The Patterson Foundation Boosts CDP’s Global Refugee Crisis Fund With Additional $250,000 Contribution
The Foundation has given $550,000 to the Center for Disaster Philanthropy’s Global Refugee Crisis Fund since 2015
Sarasota, Fla. — The Patterson Foundation gave $250,000 in catalytic funding to the Center for Disaster Philanthropy’s (CDP) Global Refugee Crisis Fund. This latest contribution continues the Foundation’s support for CDP’s efforts to facilitate smart funding for programs serving the 65 million displaced people worldwide.
The CDP Global Refugee Crisis Fund connects funders with expert insight and opportunities to collectively address the issues refugees and displaced people face daily while building solutions to their long-term challenges. Since its inception in 2015, CDP’s fund has focused primarily on capacity-building efforts to protect people forcibly displaced within Syria. The fund has been used to strengthen community-based protection initiatives for women and adolescents struggling through the ongoing conflict, as well as programs to improve adolescents’ psychological well-being through leadership training, education services and trauma support. According to the U.N. Refugee Agency, children now make up more than half of the world’s refugees.
“As the suffering of refugees around the globe continues, so too must the world’s support for their well-being and long-term outlook,” said Debra Jacobs, president and CEO of The Patterson Foundation. “Regardless of the political climate, The Patterson Foundation is committed to effectively helping these people. The Center for Disaster Philanthropy shares this commitment, so donors can be confident that the Global Refugee Crisis Fund will connect them with ways to generate the greatest impact from their contributions.”

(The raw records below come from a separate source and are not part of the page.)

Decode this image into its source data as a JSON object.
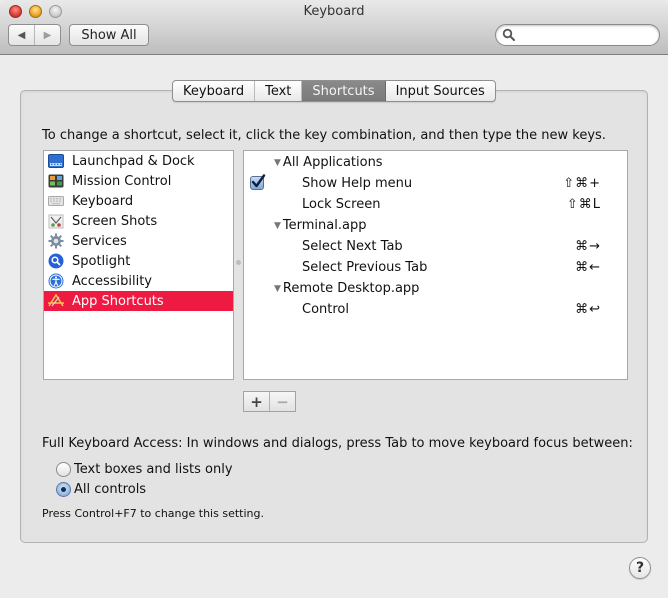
{
  "window": {
    "title": "Keyboard"
  },
  "toolbar": {
    "back_icon": "◀",
    "forward_icon": "▶",
    "show_all_label": "Show All",
    "search_value": "",
    "search_placeholder": ""
  },
  "tabs": [
    {
      "label": "Keyboard",
      "active": false
    },
    {
      "label": "Text",
      "active": false
    },
    {
      "label": "Shortcuts",
      "active": true
    },
    {
      "label": "Input Sources",
      "active": false
    }
  ],
  "instructions": "To change a shortcut, select it, click the key combination, and then type the new keys.",
  "categories": [
    {
      "label": "Launchpad & Dock",
      "icon": "launchpad-dock-icon",
      "selected": false
    },
    {
      "label": "Mission Control",
      "icon": "mission-control-icon",
      "selected": false
    },
    {
      "label": "Keyboard",
      "icon": "keyboard-icon",
      "selected": false
    },
    {
      "label": "Screen Shots",
      "icon": "screenshot-icon",
      "selected": false
    },
    {
      "label": "Services",
      "icon": "gear-icon",
      "selected": false
    },
    {
      "label": "Spotlight",
      "icon": "spotlight-icon",
      "selected": false
    },
    {
      "label": "Accessibility",
      "icon": "accessibility-icon",
      "selected": false
    },
    {
      "label": "App Shortcuts",
      "icon": "app-store-icon",
      "selected": true
    }
  ],
  "shortcuts": [
    {
      "type": "group",
      "label": "All Applications",
      "triangle": "▼"
    },
    {
      "type": "item",
      "label": "Show Help menu",
      "checked": true,
      "key": "⇧⌘+"
    },
    {
      "type": "item",
      "label": "Lock Screen",
      "checked": false,
      "key": "⇧⌘L"
    },
    {
      "type": "group",
      "label": "Terminal.app",
      "triangle": "▼"
    },
    {
      "type": "item",
      "label": "Select Next Tab",
      "checked": false,
      "key": "⌘→"
    },
    {
      "type": "item",
      "label": "Select Previous Tab",
      "checked": false,
      "key": "⌘←"
    },
    {
      "type": "group",
      "label": "Remote Desktop.app",
      "triangle": "▼"
    },
    {
      "type": "item",
      "label": "Control",
      "checked": false,
      "key": "⌘↩"
    }
  ],
  "buttons": {
    "add_label": "+",
    "remove_label": "−"
  },
  "full_keyboard_access": {
    "label": "Full Keyboard Access: In windows and dialogs, press Tab to move keyboard focus between:",
    "options": [
      {
        "label": "Text boxes and lists only",
        "selected": false
      },
      {
        "label": "All controls",
        "selected": true
      }
    ],
    "hint": "Press Control+F7 to change this setting."
  },
  "help_label": "?",
  "colors": {
    "selection": "#ee1a42",
    "active_tab": "#808080"
  }
}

The Patterson Foundation was one of the earliest supporters for the Global Refugee Crisis Fund, contributing $550,000 in catalytic funding and strategic communications support since 2015. The Foundation has provided nearly $2 million to CDP since 2012 in recovery support for major disasters such as Hurricane Sandy.
Donors giving to disaster-relief and recovery efforts are often unsure of how to get the most out of their money and how it will ultimately be spent. The Center for Disaster Philanthropy’s mission is to transform disaster giving by providing timely and thoughtful strategies to increase donors’ impact during domestic and international disasters. Its work connects donors with information and insight from experts in philanthropy to encourage effective giving throughout the duration of a disaster — from preparedness to rebuilding and recovery.
“We are grateful to The Patterson Foundation for this generous gift and hope that it will inspire other donors to participate in the Global Refugee Crisis Fund as well,” said Bob Ottenhoff, president and CEO of the Center for Disaster Philanthropy. “Basic needs such as food, clothing, shelter and education are considerable and growing for these refugees trapped in a desperate situation with no easy solutions.”
The Patterson Foundation strengthens the efforts of people, organizations and communities. The Foundation focuses on issues that address common aspirations and foster wide participation, along with ways organizations learn and share as they evolve. For more information, please visit www.thepattersonfoundation.org and connect with @ThePattersonFdn on Twitter.
The Center for Disaster Philanthropy‘s mission is to transform disaster giving by providing timely and thoughtful strategies to increase donors’ impact during domestic and international disasters. For more, please visit: disasterphilanthropy.org and connect with @funds4disaster on Twitter.
The Center for Disaster Philanthropy mobilizes philanthropy to strengthen communities’ ability to withstand disasters and recover equitably when they occur. It provides expert advice and resources while managing domestic and international disaster funds on behalf of corporations, foundations and individuals through targeted, holistic and localized grantmaking. Find out more at disasterphilanthropy.org and on Twitter @funds4disaster.